A Bird’s Life – Guest Blog

Guest Blog by Judy Martin, Think Wild Volunteer

Aquila – Photo by Mike Gordon/Sunriver Nature Center

Aquila, the beloved Golden eagle housed at the Sunriver Nature Center & Observatory, was estimated to be 49 years old when she passed away in January 2024. While it is very difficult to determine a wild bird’s age, Aquila had originally come to the Nature Center in 1984 as an injured adult from Fort Rock, OR.  The next 25 years took her to Montana, before she was returned to the Nature Center in 2009 to be an exhibit bird.  Although she had been blind most of her life, she recognized staff at the Center and had a playful personality.  An amazing life story, especially given that most Golden eagles live less than half her age.

How unusual was Aquila?

How long do birds live? 

According to the American Bird Conservancy, birds can live between four and 100 years, depending on the species.  That’s quite a range!  Studies indicate that Golden eagles live between 14 and 20 years on average.  However, Golden eagles living in captivity, such as Aquila, have been recorded living into their 40s.  The deciding factor for a Golden eagle’s lifespan is whether the bird lives until adulthood.  Only half of young nestlings go on to fledge, and 25% of those will die in their first year.  An eagle does not reach full maturity until age 4 or 5.


Why is there such a range of lifespans among bird species?

Longer lifespan is often associated with features of a bird’s biology and natural history. Even within the same species lifespans vary.  For example, smaller owls like the Elf Owl can live up to five years; while larger species, like the Great Horned Owl, can live to be nearly 30. There are five attributes that may contribute to longevity (Source: American Bird Conservatory website – abcbirds.org):

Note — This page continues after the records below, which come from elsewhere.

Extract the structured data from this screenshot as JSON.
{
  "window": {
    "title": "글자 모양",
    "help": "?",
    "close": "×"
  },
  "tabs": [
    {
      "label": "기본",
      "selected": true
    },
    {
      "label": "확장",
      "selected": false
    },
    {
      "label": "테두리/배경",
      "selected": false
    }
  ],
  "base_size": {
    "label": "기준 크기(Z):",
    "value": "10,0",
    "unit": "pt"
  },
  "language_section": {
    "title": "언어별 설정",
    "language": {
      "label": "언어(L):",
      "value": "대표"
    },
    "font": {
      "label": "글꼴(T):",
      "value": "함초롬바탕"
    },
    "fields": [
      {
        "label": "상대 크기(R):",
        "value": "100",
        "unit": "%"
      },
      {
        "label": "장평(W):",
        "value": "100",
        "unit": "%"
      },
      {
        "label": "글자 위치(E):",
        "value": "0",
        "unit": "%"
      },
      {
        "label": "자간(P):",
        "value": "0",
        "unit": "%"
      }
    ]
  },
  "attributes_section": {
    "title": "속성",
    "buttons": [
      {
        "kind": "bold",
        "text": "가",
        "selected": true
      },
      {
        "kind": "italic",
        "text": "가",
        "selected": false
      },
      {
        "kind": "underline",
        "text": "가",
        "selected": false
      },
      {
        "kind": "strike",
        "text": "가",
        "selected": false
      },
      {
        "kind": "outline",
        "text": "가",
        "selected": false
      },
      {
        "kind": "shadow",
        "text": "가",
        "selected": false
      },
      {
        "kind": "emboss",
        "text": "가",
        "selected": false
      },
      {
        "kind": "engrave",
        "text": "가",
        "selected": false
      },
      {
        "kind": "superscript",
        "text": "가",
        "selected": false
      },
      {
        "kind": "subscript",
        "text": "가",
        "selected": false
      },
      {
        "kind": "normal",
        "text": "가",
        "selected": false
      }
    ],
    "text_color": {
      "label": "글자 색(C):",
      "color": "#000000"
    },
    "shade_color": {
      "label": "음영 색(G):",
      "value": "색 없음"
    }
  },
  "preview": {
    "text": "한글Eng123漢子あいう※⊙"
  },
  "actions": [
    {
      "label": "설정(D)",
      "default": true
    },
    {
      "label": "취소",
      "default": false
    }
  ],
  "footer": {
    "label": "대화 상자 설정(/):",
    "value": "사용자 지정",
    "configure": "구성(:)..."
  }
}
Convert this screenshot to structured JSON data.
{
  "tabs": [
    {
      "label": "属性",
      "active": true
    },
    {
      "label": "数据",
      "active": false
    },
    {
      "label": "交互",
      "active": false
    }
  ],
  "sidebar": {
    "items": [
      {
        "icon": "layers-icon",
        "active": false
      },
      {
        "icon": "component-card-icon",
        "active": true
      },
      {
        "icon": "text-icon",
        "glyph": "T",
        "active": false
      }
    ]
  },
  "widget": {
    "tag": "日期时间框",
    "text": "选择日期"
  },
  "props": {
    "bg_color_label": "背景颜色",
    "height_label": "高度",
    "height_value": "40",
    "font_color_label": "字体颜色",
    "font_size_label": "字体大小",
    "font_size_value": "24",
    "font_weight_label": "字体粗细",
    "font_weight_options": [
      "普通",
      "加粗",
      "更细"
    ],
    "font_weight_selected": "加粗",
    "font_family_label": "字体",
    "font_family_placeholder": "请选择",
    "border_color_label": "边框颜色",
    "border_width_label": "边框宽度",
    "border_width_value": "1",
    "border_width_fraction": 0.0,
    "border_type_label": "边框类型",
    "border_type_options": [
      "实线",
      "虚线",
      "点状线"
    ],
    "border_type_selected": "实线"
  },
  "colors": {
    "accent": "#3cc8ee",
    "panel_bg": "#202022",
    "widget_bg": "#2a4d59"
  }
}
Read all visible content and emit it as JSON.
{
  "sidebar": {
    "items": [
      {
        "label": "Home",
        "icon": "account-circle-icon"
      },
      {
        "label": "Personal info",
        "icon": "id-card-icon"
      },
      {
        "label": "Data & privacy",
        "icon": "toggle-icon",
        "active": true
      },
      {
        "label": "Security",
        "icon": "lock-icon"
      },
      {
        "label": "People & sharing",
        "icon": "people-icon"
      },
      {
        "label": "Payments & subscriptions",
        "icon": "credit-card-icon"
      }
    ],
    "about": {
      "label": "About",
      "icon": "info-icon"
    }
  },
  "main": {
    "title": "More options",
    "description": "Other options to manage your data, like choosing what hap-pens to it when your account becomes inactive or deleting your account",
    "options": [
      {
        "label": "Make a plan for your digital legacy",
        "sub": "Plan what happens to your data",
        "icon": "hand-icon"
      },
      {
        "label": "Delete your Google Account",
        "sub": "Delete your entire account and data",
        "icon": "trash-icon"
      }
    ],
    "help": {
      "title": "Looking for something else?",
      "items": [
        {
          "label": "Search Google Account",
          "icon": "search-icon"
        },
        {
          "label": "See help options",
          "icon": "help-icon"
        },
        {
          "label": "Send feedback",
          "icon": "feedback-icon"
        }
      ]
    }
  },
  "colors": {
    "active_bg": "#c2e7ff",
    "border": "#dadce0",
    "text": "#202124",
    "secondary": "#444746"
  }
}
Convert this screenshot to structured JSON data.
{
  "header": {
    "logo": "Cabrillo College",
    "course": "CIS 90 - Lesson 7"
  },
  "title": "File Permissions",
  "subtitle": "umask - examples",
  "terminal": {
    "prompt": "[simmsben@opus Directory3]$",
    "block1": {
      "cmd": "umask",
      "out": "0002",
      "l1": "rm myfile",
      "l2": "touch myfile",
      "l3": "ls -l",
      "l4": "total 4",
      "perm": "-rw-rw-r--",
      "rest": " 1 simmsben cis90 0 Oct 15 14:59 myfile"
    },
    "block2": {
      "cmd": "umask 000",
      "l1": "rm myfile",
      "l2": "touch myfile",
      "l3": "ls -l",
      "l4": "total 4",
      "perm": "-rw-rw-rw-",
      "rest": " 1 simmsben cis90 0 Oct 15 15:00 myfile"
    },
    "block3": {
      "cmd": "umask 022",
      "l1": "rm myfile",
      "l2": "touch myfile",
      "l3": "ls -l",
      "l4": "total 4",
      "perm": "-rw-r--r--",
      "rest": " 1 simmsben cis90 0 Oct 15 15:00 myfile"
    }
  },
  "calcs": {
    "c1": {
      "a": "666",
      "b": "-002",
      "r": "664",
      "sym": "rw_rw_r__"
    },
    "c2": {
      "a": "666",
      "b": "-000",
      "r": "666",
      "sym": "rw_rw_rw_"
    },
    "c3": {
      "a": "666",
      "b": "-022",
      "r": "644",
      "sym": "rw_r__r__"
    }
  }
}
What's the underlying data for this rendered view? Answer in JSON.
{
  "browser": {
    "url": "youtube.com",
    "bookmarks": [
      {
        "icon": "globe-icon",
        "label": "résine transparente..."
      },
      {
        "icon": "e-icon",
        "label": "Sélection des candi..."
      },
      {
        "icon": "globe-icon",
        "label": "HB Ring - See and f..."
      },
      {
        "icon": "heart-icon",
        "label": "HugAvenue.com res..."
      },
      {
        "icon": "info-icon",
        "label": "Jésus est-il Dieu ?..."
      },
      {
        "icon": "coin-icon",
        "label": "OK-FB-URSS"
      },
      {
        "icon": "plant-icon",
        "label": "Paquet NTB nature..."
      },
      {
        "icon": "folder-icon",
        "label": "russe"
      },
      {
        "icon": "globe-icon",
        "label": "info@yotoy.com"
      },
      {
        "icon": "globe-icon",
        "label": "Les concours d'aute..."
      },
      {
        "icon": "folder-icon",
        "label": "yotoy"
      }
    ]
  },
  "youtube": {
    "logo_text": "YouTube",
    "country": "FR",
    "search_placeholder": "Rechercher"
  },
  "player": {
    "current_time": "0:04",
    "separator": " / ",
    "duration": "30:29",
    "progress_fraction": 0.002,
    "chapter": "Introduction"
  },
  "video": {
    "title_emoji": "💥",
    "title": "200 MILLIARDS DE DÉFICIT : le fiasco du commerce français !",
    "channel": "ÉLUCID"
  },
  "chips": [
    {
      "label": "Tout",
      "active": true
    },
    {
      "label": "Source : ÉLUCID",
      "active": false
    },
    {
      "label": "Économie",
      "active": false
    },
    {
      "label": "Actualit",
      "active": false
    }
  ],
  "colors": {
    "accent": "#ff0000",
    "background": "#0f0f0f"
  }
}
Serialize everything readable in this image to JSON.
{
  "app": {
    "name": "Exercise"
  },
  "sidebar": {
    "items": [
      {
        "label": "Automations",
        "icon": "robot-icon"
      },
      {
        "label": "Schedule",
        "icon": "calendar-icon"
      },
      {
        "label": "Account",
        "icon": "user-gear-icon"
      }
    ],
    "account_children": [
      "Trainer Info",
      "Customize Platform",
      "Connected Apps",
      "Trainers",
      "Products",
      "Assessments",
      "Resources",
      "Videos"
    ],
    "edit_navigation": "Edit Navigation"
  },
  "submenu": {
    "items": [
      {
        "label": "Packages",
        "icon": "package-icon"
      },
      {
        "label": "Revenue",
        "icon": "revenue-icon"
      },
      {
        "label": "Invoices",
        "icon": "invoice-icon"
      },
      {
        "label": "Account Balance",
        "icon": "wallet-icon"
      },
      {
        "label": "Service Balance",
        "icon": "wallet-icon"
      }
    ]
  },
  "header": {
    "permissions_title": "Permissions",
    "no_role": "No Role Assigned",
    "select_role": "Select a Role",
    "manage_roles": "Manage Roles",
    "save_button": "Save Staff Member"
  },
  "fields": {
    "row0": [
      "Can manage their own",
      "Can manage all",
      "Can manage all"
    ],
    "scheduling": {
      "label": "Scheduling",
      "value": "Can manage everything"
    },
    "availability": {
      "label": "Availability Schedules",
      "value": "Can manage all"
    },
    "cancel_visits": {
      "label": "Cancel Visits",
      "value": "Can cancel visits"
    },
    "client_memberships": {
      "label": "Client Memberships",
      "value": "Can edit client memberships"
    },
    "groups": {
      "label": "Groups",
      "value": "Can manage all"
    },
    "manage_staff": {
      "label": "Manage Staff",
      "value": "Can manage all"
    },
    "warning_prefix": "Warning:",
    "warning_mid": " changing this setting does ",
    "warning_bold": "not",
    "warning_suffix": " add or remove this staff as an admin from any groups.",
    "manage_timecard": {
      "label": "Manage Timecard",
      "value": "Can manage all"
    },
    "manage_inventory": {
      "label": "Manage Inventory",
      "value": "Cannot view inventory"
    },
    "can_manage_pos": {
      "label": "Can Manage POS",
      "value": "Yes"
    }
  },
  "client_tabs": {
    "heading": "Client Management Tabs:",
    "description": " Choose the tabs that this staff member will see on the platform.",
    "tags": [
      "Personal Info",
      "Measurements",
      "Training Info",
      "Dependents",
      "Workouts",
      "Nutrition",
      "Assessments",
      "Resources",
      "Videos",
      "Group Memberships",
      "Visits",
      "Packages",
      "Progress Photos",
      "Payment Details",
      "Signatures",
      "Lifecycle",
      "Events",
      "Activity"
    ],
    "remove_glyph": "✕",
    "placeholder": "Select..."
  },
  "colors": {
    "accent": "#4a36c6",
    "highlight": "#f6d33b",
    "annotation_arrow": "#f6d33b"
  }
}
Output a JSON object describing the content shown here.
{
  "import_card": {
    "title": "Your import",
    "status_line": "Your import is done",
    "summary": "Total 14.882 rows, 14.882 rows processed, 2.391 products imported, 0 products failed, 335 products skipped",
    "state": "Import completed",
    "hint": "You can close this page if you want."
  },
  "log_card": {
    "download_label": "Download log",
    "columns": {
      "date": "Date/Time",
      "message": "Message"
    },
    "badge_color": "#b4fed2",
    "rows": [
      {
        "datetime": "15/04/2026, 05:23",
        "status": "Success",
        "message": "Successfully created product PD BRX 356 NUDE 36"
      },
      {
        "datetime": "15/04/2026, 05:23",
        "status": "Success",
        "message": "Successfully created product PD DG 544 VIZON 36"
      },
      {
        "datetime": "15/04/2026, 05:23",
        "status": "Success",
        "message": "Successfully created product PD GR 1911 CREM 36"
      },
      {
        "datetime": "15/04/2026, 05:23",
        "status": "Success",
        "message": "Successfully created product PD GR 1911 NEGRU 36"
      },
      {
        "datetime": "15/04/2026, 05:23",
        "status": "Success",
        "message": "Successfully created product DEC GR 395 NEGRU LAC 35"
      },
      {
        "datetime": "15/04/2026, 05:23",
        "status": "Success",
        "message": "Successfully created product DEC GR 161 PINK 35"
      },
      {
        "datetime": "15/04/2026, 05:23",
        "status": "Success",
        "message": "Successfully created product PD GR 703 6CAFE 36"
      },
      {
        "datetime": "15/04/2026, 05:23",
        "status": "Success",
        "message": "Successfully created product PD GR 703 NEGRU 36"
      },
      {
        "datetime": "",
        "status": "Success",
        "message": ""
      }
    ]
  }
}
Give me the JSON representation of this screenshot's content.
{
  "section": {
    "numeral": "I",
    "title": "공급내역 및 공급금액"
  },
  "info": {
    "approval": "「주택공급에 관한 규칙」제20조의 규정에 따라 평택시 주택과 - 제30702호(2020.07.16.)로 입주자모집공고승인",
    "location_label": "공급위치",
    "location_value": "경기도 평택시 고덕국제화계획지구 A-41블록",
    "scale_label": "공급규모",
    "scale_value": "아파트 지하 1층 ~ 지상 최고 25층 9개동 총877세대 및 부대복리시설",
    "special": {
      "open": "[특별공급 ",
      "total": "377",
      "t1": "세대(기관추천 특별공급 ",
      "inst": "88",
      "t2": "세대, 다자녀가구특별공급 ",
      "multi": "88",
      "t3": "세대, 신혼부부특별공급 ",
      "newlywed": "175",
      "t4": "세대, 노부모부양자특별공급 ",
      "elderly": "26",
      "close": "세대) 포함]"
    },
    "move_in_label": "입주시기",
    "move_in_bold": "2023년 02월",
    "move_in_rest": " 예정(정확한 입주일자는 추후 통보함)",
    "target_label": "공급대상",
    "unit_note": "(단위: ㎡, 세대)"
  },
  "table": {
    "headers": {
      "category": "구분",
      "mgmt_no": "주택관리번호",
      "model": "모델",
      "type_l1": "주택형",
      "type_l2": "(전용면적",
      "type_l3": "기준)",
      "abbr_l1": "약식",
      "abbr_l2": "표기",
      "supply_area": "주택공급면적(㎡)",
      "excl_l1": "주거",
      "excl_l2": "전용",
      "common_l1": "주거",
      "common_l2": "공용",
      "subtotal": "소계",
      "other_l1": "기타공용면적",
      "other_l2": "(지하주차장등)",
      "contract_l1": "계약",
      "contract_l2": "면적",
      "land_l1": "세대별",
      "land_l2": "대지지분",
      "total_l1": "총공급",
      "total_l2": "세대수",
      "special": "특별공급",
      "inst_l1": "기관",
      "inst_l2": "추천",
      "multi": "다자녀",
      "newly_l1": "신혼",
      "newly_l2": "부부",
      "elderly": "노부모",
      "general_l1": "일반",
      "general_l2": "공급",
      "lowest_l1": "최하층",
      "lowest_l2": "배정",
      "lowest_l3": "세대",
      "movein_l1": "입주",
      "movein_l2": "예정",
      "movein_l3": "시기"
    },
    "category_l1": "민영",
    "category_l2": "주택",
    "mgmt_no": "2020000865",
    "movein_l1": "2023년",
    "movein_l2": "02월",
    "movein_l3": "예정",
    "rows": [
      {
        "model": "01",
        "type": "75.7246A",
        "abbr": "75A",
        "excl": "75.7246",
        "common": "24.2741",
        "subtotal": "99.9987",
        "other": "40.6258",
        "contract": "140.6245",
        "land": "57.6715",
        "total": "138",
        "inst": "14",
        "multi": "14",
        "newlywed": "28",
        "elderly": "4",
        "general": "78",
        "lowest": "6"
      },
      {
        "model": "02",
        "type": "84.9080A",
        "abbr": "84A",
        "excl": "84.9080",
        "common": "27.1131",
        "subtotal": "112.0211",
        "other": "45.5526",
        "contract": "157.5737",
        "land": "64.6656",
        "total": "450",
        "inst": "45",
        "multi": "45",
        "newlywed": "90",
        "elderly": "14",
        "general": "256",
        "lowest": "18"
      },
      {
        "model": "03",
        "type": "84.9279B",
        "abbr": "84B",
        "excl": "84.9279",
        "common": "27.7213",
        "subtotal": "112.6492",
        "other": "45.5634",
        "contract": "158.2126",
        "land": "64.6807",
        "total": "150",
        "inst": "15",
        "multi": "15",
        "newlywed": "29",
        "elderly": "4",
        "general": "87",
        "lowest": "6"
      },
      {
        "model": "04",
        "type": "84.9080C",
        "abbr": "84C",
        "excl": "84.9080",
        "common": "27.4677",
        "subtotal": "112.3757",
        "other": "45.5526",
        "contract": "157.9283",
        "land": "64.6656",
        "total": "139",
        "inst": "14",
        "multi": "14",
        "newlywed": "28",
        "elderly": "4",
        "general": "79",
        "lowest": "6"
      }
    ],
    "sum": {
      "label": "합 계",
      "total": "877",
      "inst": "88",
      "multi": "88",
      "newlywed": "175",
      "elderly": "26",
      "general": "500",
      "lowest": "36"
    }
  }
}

  • Body size. On average, larger species tend to live longer than smaller species.
  • Number of chicks. Birds with longer lifespans often have fewer young, while those with shorter lifespans tend to have more.
  • Years to reach adulthood. Shorter-lived species tend to reach adulthood more quickly than longer-lived species.
  • Life on the ground. Birds that live and nest on the ground have often adapted for shorter lifespans than those that live higher up, such as in the shelter of the tree canopy.
  • Island life. Birds that live and nest on islands are often longer-lived than their mainland counterparts.

It is very difficult to determine the age of a wild bird.

Source: Ornithology.com

Once birds develop their adult plumage, they become nearly impossible to age in the wild.  Unlike humans and many other animals, they don’t turn gray; they don’t develop arthritis; and they don’t put on extra pounds with each passing year.  

Our knowledge of birds’ lifespans in the wild comes almost entirely from bird banding. The theory behind this technique is simple: If you catch a bird that has already been banded, you can confirm its age — or at least the time elapsed since it was originally caught and banded.  

In practice, though, aging birds from banding is more complicated than it seems. Only a small percentage of banded birds are ever observed again, and if they were adults when they were first banded, their starting age is unknown.

Estimated lifespans for some birds commonly seen in Central Oregon (Source: Ornithology.com) Caution: Just because birds can live a long time doesn’t necessarily mean that all individuals of the species do live that long.

Think Wild’s ambassador Red-Tailed hawk “Shar”.

Hawks (like Think Wild’s Ambassador Red-tailed Hawk, “Shar”) – 8-20 years

Eagles – 20-25 years 

Osprey – 32 years

Hummingbirds – 6-8 years

American Robins – 12 years

Cedar Waxwings – 13 years

American Crows – 15 years

Most songbirds – 8-12 years

World record holders for longevity:

Source: abcbirds.org

“Cookie” – a pink cockatoo lived to be 83 years old in captivity at the Brookfield Zoo near Chicago. 

“Wisdom” – a Laysan Albatross, at an estimated 72 years of age, is the oldest-known wild bird (confirmed by banding), shown laying an egg at the age of 68.

 

Wisdom, the world’s oldest known wild bird, has laid another egg. She is at least 68.
Source: smithsonianmag.org